Electrochemical impedance spectroscopy of blood. Part 3: a study of the correlation between blood conductivity and sedimentation to shorten the erythrocyte sedimentation rate test†

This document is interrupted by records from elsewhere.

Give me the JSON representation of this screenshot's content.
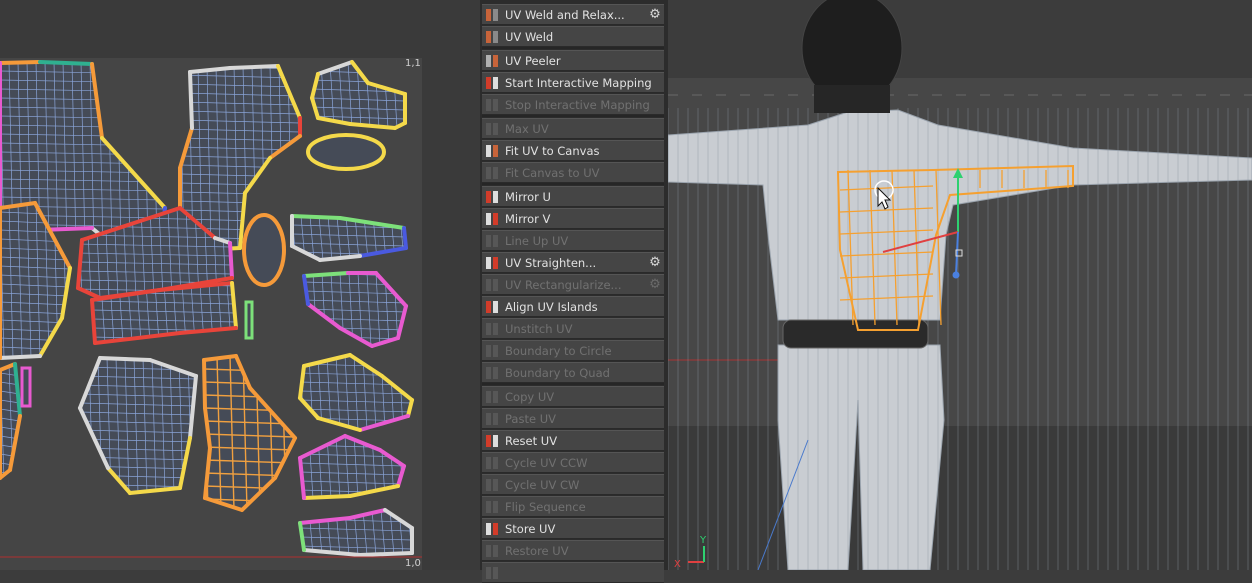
{
  "uv_editor": {
    "corner_top_right": "1,1",
    "corner_bottom_right": "1,0"
  },
  "commands": [
    {
      "label": "UV Weld and Relax...",
      "enabled": true,
      "gear": true,
      "icon": "weld-relax-icon"
    },
    {
      "label": "UV Weld",
      "enabled": true,
      "gear": false,
      "icon": "weld-icon"
    },
    {
      "label": "UV Peeler",
      "enabled": true,
      "gear": false,
      "icon": "peeler-icon"
    },
    {
      "label": "Start Interactive Mapping",
      "enabled": true,
      "gear": false,
      "icon": "start-mapping-icon"
    },
    {
      "label": "Stop Interactive Mapping",
      "enabled": false,
      "gear": false,
      "icon": "stop-mapping-icon"
    },
    {
      "label": "Max UV",
      "enabled": false,
      "gear": false,
      "icon": "max-uv-icon"
    },
    {
      "label": "Fit UV to Canvas",
      "enabled": true,
      "gear": false,
      "icon": "fit-uv-icon"
    },
    {
      "label": "Fit Canvas to UV",
      "enabled": false,
      "gear": false,
      "icon": "fit-canvas-icon"
    },
    {
      "label": "Mirror U",
      "enabled": true,
      "gear": false,
      "icon": "mirror-u-icon"
    },
    {
      "label": "Mirror V",
      "enabled": true,
      "gear": false,
      "icon": "mirror-v-icon"
    },
    {
      "label": "Line Up UV",
      "enabled": false,
      "gear": false,
      "icon": "line-up-icon"
    },
    {
      "label": "UV Straighten...",
      "enabled": true,
      "gear": true,
      "icon": "straighten-icon"
    },
    {
      "label": "UV Rectangularize...",
      "enabled": false,
      "gear": true,
      "icon": "rectangularize-icon"
    },
    {
      "label": "Align UV Islands",
      "enabled": true,
      "gear": false,
      "icon": "align-islands-icon"
    },
    {
      "label": "Unstitch UV",
      "enabled": false,
      "gear": false,
      "icon": "unstitch-icon"
    },
    {
      "label": "Boundary to Circle",
      "enabled": false,
      "gear": false,
      "icon": "boundary-circle-icon"
    },
    {
      "label": "Boundary to Quad",
      "enabled": false,
      "gear": false,
      "icon": "boundary-quad-icon"
    },
    {
      "label": "Copy UV",
      "enabled": false,
      "gear": false,
      "icon": "copy-uv-icon"
    },
    {
      "label": "Paste UV",
      "enabled": false,
      "gear": false,
      "icon": "paste-uv-icon"
    },
    {
      "label": "Reset UV",
      "enabled": true,
      "gear": false,
      "icon": "reset-uv-icon"
    },
    {
      "label": "Cycle UV CCW",
      "enabled": false,
      "gear": false,
      "icon": "cycle-ccw-icon"
    },
    {
      "label": "Cycle UV CW",
      "enabled": false,
      "gear": false,
      "icon": "cycle-cw-icon"
    },
    {
      "label": "Flip Sequence",
      "enabled": false,
      "gear": false,
      "icon": "flip-sequence-icon"
    },
    {
      "label": "Store UV",
      "enabled": true,
      "gear": false,
      "icon": "store-uv-icon"
    },
    {
      "label": "Restore UV",
      "enabled": false,
      "gear": false,
      "icon": "restore-uv-icon"
    },
    {
      "label": "",
      "enabled": false,
      "gear": false,
      "icon": "partial-icon"
    }
  ],
  "viewport": {
    "axis_x": "X",
    "axis_y": "Y"
  },
  "colors": {
    "enabled_text": "#e2e2e2",
    "disabled_text": "#717171",
    "selection": "#f5a030"
  }
}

The study of erythrocyte aggregation and erythrocyte sedimentation rate (ESR) is very important both for basic research and medical applications. The duration of the Westergren ESR test is one hour which seems excessive. The hematocrit and conductivity of blood demonstrate high correlation. This makes it possible to evaluate the erythrocyte aggregation kinetics and ESR by measuring changes in the blood conductivity. We measured the time-dependent changes in conductivity at the bottom of the blood column during sedimentation. A digital camera is used to obtain the blood sedimentation curve and to determine the hematocrit profile. The effective conductivity of blood is calculated based on effective medium theory. Simple analytical expressions are derived to extrapolate changes in blood conductivity over time. We proposed an improved physical model of sedimentation which reveals additional information about the kinetics of blood sedimentation and erythrocyte aggregation. An explicit expression is obtained to characterize the rate of aggregate formation. A numerical model was developed to investigate these mechanisms, and it was tested by comparing simulation results with experimental data. Based on our model, the ESR, blood sedimentation curve and hematocrit profiles can be numerically restored using only the first 400 seconds of the recorded changes in blood conductivity. The proposed technique allows measuring the erythrocyte aggregation as well as the sedimentation kinetics. The changes in blood conductivity at the bottom of the blood column at the initial stage of sedimentation reliably reflect the erythrocyte aggregation kinetics and ESR over time.